Microsoft has chosen to take the semi-exclusive route when it comes to tablet software. While Google’s Android operating system is a free-for-all platform for OEMs, and Apple’s iOS is completely closed off to manufacturers, Microsoft has plans to fall somewhere in between open and closed. Specifically, the tech giant will limit the number of initial hardware makers that can employ the Windows OS on tablets to five, pairing each OEM with a chip maker selected by Microsoft, according to unnamed WSJ sources familiar with the matter.
The lucky chip makers chosen by Microsoft include Intel, Advanced Micro Devices, Nvidia, Qualcomm, and Texas Instruments. Each will have to choose one hardware developer to create clamshell and tablet devices that run Microsoft’s mobile OS, said the sources. After that, the chip makers will be able to use other manufacturers to build Windows Tablets. One person familiar with the situation said that Microsoft sees this strategy as a way to get products to market more quickly, and to ensure that the software performs well with the forthcoming tablets.

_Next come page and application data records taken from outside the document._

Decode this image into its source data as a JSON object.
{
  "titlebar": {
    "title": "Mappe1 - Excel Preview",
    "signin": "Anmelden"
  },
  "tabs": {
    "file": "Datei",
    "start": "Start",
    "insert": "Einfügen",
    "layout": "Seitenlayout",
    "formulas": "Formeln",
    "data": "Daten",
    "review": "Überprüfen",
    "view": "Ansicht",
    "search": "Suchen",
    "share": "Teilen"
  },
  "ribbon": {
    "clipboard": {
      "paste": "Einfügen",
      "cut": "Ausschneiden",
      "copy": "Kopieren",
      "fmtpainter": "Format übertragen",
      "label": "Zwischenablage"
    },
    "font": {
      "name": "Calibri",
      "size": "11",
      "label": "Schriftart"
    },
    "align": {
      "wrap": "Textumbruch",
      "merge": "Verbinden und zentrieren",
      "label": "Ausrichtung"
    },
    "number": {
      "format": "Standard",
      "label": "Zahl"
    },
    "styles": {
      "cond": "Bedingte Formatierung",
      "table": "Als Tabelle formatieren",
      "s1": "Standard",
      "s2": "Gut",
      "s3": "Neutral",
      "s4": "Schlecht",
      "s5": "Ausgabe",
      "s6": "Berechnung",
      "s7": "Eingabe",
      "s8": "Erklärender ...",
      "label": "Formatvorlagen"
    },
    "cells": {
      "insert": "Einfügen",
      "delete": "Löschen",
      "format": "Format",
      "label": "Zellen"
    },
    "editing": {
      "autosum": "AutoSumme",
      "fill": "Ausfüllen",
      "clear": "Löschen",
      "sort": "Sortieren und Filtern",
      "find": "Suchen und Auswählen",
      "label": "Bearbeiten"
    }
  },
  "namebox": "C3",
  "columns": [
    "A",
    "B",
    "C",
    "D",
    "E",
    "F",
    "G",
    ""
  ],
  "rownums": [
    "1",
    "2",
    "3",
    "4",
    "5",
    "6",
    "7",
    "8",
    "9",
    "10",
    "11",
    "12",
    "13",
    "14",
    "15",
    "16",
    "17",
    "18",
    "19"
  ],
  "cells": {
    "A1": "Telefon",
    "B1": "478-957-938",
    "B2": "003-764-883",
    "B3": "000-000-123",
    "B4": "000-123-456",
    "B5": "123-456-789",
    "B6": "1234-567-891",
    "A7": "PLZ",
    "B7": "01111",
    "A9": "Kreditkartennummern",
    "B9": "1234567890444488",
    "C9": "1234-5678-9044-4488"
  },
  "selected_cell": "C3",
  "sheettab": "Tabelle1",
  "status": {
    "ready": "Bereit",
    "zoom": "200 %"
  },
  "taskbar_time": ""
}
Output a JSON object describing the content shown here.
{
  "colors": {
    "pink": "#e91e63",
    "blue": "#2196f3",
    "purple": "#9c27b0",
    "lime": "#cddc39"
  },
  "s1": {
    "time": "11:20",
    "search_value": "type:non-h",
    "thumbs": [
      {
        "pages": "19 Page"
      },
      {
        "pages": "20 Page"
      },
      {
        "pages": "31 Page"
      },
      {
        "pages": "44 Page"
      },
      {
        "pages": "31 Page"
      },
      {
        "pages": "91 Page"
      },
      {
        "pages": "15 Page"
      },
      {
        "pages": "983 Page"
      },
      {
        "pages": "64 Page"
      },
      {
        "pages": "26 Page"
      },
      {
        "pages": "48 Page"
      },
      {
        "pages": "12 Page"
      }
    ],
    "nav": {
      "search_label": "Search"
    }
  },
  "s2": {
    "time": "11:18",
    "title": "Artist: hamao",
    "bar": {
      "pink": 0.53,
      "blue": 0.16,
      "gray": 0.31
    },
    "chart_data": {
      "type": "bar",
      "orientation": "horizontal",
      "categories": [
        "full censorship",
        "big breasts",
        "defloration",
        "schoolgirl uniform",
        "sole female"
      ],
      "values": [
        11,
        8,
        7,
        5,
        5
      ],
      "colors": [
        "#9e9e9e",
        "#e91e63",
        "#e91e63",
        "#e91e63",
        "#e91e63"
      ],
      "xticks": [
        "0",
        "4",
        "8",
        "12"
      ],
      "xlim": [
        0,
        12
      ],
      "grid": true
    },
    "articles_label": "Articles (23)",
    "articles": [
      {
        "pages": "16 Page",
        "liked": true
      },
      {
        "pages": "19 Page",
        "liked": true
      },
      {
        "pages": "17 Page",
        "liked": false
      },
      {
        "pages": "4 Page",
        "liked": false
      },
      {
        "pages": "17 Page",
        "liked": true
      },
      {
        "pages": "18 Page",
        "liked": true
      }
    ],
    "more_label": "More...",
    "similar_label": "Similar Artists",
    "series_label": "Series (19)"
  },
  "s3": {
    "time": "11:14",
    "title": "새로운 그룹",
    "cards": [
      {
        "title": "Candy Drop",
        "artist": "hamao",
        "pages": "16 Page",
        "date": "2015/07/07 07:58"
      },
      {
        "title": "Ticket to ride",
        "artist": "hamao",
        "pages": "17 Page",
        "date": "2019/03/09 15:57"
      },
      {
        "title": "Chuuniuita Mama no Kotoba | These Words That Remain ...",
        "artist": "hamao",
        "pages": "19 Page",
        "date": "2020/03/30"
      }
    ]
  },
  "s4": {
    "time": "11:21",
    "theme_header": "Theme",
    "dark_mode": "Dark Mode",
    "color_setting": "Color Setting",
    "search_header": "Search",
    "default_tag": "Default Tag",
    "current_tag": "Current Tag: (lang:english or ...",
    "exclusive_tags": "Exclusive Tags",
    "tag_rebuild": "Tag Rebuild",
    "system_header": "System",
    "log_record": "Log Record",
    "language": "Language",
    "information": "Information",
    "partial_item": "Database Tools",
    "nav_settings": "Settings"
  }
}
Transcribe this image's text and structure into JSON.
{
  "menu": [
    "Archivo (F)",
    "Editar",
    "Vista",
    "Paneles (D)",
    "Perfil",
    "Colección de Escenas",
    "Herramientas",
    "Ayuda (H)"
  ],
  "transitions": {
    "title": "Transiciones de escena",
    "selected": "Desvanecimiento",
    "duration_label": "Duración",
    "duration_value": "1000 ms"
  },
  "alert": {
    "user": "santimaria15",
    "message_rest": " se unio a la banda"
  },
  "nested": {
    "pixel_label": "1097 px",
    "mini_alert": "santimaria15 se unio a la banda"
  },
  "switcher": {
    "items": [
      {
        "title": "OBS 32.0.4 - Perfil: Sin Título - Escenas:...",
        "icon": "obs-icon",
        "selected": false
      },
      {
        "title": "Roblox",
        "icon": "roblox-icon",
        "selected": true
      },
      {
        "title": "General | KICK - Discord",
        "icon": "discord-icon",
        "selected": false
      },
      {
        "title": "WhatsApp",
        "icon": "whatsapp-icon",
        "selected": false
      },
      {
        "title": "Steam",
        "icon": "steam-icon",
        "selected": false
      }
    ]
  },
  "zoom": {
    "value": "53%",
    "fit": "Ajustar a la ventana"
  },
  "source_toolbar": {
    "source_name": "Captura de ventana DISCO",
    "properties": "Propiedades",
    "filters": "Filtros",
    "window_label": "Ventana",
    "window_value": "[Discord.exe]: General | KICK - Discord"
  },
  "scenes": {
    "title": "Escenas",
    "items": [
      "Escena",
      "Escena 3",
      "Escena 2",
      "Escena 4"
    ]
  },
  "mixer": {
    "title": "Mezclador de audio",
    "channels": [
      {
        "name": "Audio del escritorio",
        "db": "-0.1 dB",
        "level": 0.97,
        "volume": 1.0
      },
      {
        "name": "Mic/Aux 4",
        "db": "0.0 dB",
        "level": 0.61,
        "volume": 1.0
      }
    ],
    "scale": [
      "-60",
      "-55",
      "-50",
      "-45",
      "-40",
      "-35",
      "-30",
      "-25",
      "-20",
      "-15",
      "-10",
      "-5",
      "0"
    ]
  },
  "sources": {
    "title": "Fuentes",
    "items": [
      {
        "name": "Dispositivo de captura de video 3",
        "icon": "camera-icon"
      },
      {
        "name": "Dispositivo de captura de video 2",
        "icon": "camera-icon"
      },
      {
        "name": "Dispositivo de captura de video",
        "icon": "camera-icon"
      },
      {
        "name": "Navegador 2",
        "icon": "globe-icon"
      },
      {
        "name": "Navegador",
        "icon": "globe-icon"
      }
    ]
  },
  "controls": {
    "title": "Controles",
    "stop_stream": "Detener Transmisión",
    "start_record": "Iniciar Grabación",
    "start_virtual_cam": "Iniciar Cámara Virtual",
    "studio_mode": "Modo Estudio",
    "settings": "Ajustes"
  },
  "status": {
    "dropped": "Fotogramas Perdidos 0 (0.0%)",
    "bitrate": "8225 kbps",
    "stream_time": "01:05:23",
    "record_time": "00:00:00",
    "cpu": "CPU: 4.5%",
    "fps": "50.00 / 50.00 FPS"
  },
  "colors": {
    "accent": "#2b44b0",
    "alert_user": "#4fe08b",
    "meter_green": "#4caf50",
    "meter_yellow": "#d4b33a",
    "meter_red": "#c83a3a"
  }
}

While that sounds like a pretty good plan, it also means that only a select few companies will be able to launch Windows tablets, which may not only upset other manufacturers, but could also limit the number of Windows tablets to enter the market. Plus, it’s too soon to tell which hardware makers will be paired with the chosen chip makers, though WSJ’s sources claim that most of the Taiwan-based companies have already been taken out of the mix.
One company to already voice its disapproval with Microsoft’s Windows OS restrictions is Acer. “The industry does not belong to Microsoft, and it does not belong to Intel,” said Acer president Jim Wong, at the Computex trade show on Wednesday. “It belongs to all participants. They cannot make the decision for all of us. That is the problem.”